Collaboration With Mental Health Services
When children or parents with mental health service needs are involved with the child welfare system, a coordination of efforts is more likely to result in positive outcomes than if each system focuses independently on its own issue-related services. Resources in this section provide information about collaboration between public child welfare and mental health agencies to improve services for children, youth, and families, including State and local examples.
Building Systems of Care: A Primer for Child Welfare (PDF - 1802 KB)
National Technical Assistance Center for Children's Mental Health & National Child Welfare Resource Center for Organizational Improvement (2008)
Includes operational characteristics of systems of care and how they are applied in child welfare, and describes and provides examples of effective system-building processes.
Collaboration Between Mental Health and Child Protection Services: Professionals' Perceptions of Best Practice
Darlington & Feeney
Children and Youth Services Review, 30(2), 2008
Provides a qualitative analysis of mental health and child protection professionals' perceptions of best practice in cases of parental mental illness and protection concerns for children.
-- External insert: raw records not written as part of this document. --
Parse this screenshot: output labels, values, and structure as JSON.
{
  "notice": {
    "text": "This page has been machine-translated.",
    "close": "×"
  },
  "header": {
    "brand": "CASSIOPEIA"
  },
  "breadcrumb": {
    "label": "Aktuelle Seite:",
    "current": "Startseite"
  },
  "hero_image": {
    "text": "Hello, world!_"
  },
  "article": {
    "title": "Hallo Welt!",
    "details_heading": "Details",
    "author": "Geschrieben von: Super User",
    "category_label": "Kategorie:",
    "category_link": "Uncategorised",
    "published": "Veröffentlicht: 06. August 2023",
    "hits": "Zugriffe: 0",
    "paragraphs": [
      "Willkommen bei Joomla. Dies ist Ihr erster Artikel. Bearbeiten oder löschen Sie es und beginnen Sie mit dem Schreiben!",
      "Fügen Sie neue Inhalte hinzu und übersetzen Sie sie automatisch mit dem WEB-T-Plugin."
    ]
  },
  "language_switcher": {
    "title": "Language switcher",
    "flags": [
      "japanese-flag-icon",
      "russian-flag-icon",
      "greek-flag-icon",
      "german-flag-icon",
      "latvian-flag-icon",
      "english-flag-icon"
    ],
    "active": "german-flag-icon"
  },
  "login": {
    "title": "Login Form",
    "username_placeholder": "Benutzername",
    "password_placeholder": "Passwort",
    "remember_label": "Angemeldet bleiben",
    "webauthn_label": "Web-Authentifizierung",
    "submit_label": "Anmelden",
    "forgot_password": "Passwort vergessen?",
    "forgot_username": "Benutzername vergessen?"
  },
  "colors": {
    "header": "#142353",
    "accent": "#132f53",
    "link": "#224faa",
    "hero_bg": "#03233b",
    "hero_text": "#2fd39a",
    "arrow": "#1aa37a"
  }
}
The paper offers strategies, including collaboration, that require implementation at a range of levels from the front-line workplace to Statewide policy changes.
Early Childhood/Child Welfare Service Partnerships: The Challenges and the Potential: Research Brief (PDF - 579 KB)
James Bell Associates (2011)
Describes the need for a collaborative effort among education, mental and medical health, and social services for young children in the child welfare service system.
Making It Happen: Overcoming Barriers to Providing Infant-Early Childhood Mental Health (PDF - 543 KB)
ZERO TO THREE (2012)
Discusses issues and barriers States face when financing infant-early childhood mental health services for families and children in need and proposes recommendations for policy improvements.
Paving the Way: Meeting Transition Needs of Young People With Developmental Disabilities and Serious Mental Health Conditions (PDF - 5990 KB)
Davis, Jivanjee, & Koroloff (2010)
Presents eight innovative programs that provide an array of services to help young people with both developmental disabilities and serious mental health conditions transition to adulthood. Descriptions of best practices are also included.
State and local examples
DBHS Practice Protocol: The Unique Behavioral Health Service Needs of Children, Youth and Families Involved With CPS (PDF - 107 KB)
Arizona Department of Health Services, Division of Behavioral Health Services (2008)
Outlines clinical considerations for ensuring effective responses to the trauma, loss, and anxiety experienced by children involved with the child welfare system, including cross-training of child and family teams.
Final Report: Independent Assessment of New Jersey's Children Behavioral Health Care System (PDF - 1500 KB)
Louis de la Parte Florida Mental Health Institute (2006)
Discusses findings from an independent assessment in four areas: State-level governance structure, system of care development, interagency collaboration at State and local levels, and local level governance structure. Includes recommendations.
The Georgia Psychotropic Medication Monitoring Project: Final Report and Recommendations (PDF - 1900 KB)
Barton Child Law and Policy Center of Emory University School of Law, Casey Family Programs, & Child Welfare Collaborative (2012)
Offers lessons learned for improving practices around the use of psychotropic medication for children in foster care, including protocols for coordination among child welfare, mental health, and Medicaid agencies.
2008 Fact Sheet: Improving Health Care of Children in Foster Care: An Ongoing Collaboration (PDF - 32 KB)
Washington State Department of Social and Health Services (2008)
Discusses the health and mental health challenges faced by foster youth and the collaboration between the Washington State Health and Recovery Services Administration and the Children's Administration to promote the healthy development of children in foster care. Describes the creation of three regional centers for foster care health in Spokane, Longview, and Seattle and the services that they will provide.